Gyro – An American-Greek sandwich. Most food historians generally agree the name “gyro” and the current sandwich are both recent inventions originating in New York during the early 1970s. Gyros, as we know them today, are thought to have evolved from the traditional “Doner Kebab” of Turkey.
The ingredients of a American-Greek Gyro are: A proper gyro is made with meat cut off a big cylinder of well-seasoned lamb or beef. This meat is cooked on a slowly rotating vertical spit or gyro, implying the circular spinning motion of a gyroscope. The sandwich maker slices off strips of the warm meat when the sandwich is ordered, heats pita bread on a griddle or grill, and then serves the meat on the bread, topped with the sauce which is usually garnished with lettuce and tomato. Unfortunately, most Most American gyro are made with ground meat and not sliced.
The ingredients of a Turkish Doner Kebab are: Slices of marinated lamb, mutton, beef, veal, or chicken which are stacked on a vertical spit and roasted at a vertical grill. It is served as a type of sandwich stuffed into Turkish bread, rolled into flat bread, or laid atop diced flat bread and topped with sauces.
This type of sandwich has been known, and sold on the streets, by the people of Greece, the Middle East, and Turkey for hundreds of years. Greek historians believe that the dish originated during Alexander The Great’s time, when his soldiers used their long knives to skewer meat and kept turning the meat over fires.

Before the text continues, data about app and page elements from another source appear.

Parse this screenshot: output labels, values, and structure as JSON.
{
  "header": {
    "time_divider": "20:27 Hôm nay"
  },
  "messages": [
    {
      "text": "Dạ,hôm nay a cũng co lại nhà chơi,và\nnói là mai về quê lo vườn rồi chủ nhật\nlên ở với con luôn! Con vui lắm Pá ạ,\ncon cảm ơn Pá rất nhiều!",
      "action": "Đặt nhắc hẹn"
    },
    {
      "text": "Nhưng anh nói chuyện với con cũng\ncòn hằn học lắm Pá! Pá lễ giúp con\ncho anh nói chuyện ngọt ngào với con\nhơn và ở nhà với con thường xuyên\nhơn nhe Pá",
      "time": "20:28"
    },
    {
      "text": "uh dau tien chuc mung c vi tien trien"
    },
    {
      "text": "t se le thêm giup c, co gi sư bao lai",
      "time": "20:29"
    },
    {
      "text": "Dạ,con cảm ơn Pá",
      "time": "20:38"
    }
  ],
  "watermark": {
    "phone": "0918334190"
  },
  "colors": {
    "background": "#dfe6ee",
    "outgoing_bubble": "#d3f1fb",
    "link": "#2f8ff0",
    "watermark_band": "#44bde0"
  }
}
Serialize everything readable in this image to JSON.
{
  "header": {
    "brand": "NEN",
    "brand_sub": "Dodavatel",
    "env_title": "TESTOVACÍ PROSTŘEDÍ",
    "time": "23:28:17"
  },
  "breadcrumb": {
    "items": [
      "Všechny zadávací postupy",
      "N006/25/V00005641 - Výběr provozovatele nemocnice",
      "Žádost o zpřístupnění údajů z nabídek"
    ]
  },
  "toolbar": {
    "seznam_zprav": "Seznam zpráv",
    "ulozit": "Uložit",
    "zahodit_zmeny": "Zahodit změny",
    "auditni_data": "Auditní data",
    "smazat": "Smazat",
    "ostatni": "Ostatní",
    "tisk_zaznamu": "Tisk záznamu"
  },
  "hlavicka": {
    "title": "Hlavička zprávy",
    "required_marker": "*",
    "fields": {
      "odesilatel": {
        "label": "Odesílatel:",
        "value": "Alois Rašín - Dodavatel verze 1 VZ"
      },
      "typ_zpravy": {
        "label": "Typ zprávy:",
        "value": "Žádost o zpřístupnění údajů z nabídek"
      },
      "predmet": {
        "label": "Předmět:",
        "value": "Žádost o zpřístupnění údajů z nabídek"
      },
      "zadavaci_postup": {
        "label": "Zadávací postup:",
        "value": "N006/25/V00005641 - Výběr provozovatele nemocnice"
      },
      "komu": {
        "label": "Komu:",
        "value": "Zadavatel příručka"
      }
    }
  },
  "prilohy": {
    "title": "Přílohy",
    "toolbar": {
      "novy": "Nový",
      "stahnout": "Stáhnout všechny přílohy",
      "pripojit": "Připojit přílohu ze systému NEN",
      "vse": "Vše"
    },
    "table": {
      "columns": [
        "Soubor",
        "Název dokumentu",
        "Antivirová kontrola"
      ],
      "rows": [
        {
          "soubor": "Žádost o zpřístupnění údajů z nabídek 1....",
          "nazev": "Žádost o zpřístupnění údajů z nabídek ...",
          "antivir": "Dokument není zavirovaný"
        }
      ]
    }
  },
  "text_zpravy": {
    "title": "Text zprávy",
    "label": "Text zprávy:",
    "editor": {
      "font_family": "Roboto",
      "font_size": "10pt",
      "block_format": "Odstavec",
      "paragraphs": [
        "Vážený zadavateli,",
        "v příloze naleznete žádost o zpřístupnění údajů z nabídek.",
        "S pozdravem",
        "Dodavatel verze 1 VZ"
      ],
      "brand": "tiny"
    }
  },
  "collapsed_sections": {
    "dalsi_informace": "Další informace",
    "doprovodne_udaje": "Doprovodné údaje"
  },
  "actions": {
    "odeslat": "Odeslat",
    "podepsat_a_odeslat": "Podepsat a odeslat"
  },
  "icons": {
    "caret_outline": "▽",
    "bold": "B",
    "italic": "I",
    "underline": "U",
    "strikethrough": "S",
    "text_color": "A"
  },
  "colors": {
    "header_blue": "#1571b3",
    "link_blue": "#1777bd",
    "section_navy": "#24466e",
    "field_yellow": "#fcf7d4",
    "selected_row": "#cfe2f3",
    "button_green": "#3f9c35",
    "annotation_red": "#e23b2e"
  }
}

Gyro is probably the most often mispronounced food name. Even its fans usually do not get the pronounced correctly – whether it is mispronounced as “jee-rohs,” “jai-rohs,” “gee-rohs,” The correct Greek pronunciation is “yee-rohs.” The varied names have geographical origins from different peoples’ languages.